1. Incorrect Personal Information
2. Filing Status Errors
Choosing the correct filing status is crucial for accurate tax withholding. Be sure to understand the different filing statuses (single, married filing jointly, head of household, etc.) and select the one that applies to your situation. Choosing the wrong filing status can lead to over or under withholding.
3. Incorrect Number of Allowances
The number of allowances you claim on the W-4 form affects the amount of tax withheld from your paycheck. It is important to accurately calculate the number of allowances based on your personal situation. Claiming too many allowances can result in under withholding, while claiming too few can lead to over withholding.
4. Failure to Update Form
Life circumstances can change, such as getting married, having children, or changing jobs. It is important to update your W-4 form whenever these changes occur to ensure accurate tax withholding. Failure to update the form can result in incorrect withholding and potential tax issues.
5. Not Considering Additional Income
If you have additional sources of income, such as a second job or freelance work, it is important to consider this when filling out the W-4 form. Failure to account for additional income can result in under withholding and a higher tax bill at the end of the year.
6. Ignoring the IRS Withholding Calculator
The IRS provides a withholding calculator that can help you determine the appropriate number of allowances to claim on your W-4 form. It is recommended to use this calculator to ensure accurate tax withholding. Ignoring the calculator can lead to incorrect withholding and potential tax issues.
By avoiding these common mistakes, you can ensure that your W-4 form is filled out correctly and that your tax withholding is accurate. It is always a good idea to consult with a tax professional if you have any questions or need assistance with filling out the form.
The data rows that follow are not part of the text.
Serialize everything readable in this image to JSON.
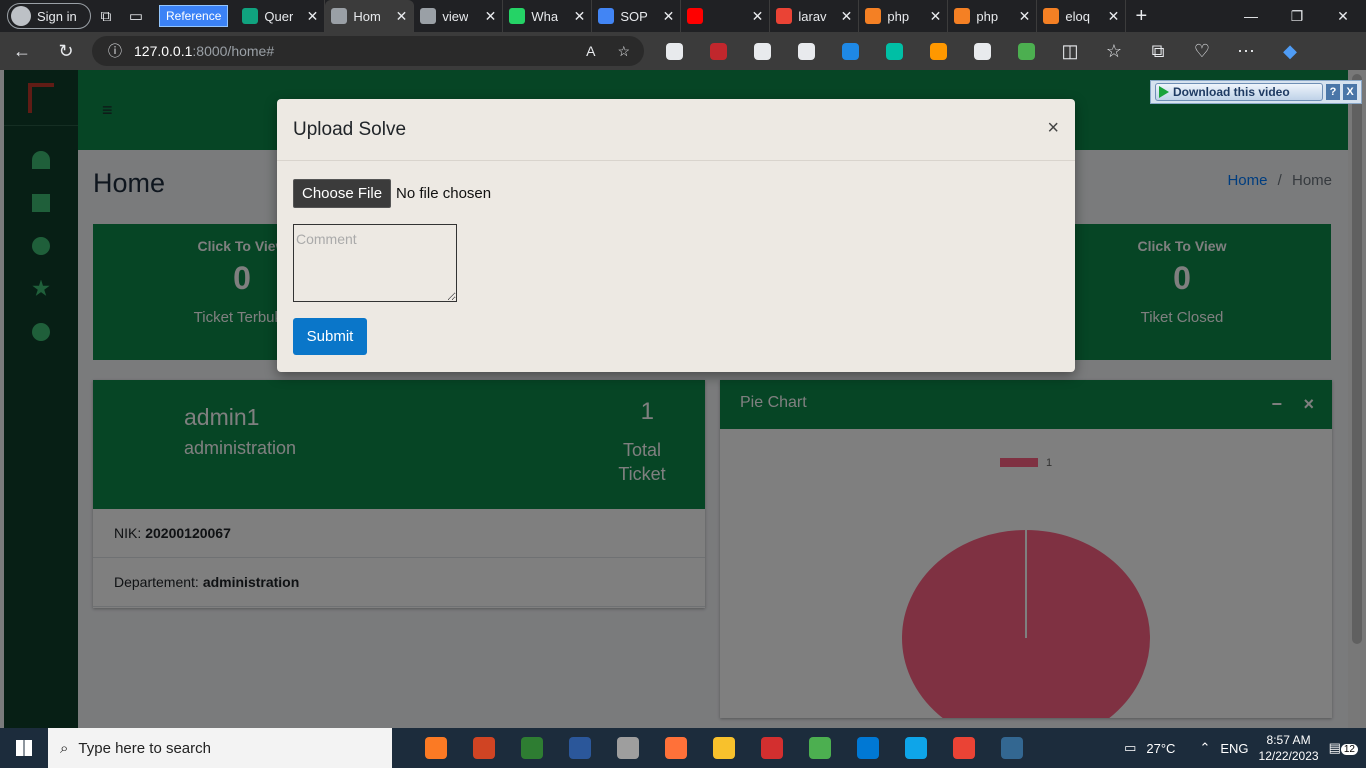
{
  "browser": {
    "sign_in": "Sign in",
    "tabs": [
      {
        "label": "Reference",
        "kind": "extension-button"
      },
      {
        "label": "Quer",
        "favicon": "openai-icon",
        "color": "#10a37f"
      },
      {
        "label": "Hom",
        "favicon": "page-icon",
        "color": "#9aa0a6",
        "active": true
      },
      {
        "label": "view",
        "favicon": "page-icon",
        "color": "#9aa0a6"
      },
      {
        "label": "Wha",
        "favicon": "whatsapp-icon",
        "color": "#25d366"
      },
      {
        "label": "SOP",
        "favicon": "docs-icon",
        "color": "#4285f4"
      },
      {
        "label": "",
        "favicon": "youtube-icon",
        "color": "#ff0000"
      },
      {
        "label": "larav",
        "favicon": "google-icon",
        "color": "#ea4335"
      },
      {
        "label": "php",
        "favicon": "stackoverflow-icon",
        "color": "#f48024"
      },
      {
        "label": "php",
        "favicon": "stackoverflow-icon",
        "color": "#f48024"
      },
      {
        "label": "eloq",
        "favicon": "stackoverflow-icon",
        "color": "#f48024"
      }
    ],
    "url_host": "127.0.0.1",
    "url_path": ":8000/home#",
    "extension_colors": [
      "#e8eaed",
      "#c1272d",
      "#e8eaed",
      "#e8eaed",
      "#1e88e5",
      "#00bfa5",
      "#ff9800",
      "#e8eaed",
      "#4caf50"
    ]
  },
  "page": {
    "title": "Home",
    "breadcrumb": {
      "home": "Home",
      "separator": "/",
      "current": "Home"
    },
    "boxes": [
      {
        "cta": "Click To View",
        "count": "0",
        "label": "Ticket Terbuka"
      },
      {
        "cta": "Click To View",
        "count": "0",
        "label": "Tiket Closed"
      }
    ],
    "profile": {
      "name": "admin1",
      "department": "administration",
      "total_count": "1",
      "total_label": "Total Ticket",
      "nik_label": "NIK:",
      "nik_value": "20200120067",
      "dept_label": "Departement:",
      "dept_value": "administration"
    },
    "pie_card": {
      "title": "Pie Chart",
      "minimize": "−",
      "close": "×"
    }
  },
  "chart_data": {
    "type": "pie",
    "categories": [
      "1"
    ],
    "values": [
      1
    ],
    "colors": [
      "#ff6384"
    ],
    "legend": "top"
  },
  "modal": {
    "title": "Upload Solve",
    "close": "×",
    "choose_file": "Choose File",
    "no_file": "No file chosen",
    "comment_placeholder": "Comment",
    "submit": "Submit"
  },
  "download_widget": {
    "label": "Download this video",
    "help": "?",
    "close": "X"
  },
  "taskbar": {
    "search_placeholder": "Type here to search",
    "apps": [
      {
        "name": "xampp-icon",
        "color": "#fb7a24"
      },
      {
        "name": "powerpoint-icon",
        "color": "#d04423"
      },
      {
        "name": "sheets-icon",
        "color": "#2e7d32"
      },
      {
        "name": "word-icon",
        "color": "#2b579a"
      },
      {
        "name": "photos-icon",
        "color": "#9e9e9e"
      },
      {
        "name": "firefox-icon",
        "color": "#ff7139"
      },
      {
        "name": "file-explorer-icon",
        "color": "#f8c12c"
      },
      {
        "name": "acrobat-icon",
        "color": "#d32f2f"
      },
      {
        "name": "chrome-icon",
        "color": "#4caf50"
      },
      {
        "name": "vscode-icon",
        "color": "#0078d4"
      },
      {
        "name": "edge-icon",
        "color": "#0ea5e9"
      },
      {
        "name": "chrome-profile-icon",
        "color": "#ea4335"
      },
      {
        "name": "postgresql-icon",
        "color": "#336791"
      }
    ],
    "weather": "27°C",
    "language": "ENG",
    "time": "8:57 AM",
    "date": "12/22/2023",
    "notifications": "12"
  }
}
Emily Bibb simplifies finance through bestselling books and articles, bridging complex concepts for everyday understanding. Engaging audiences via social media, she shares insights for financial success. Active in seminars and philanthropy, Bibb aims to create a more financially informed society, driven by her passion for empowering others.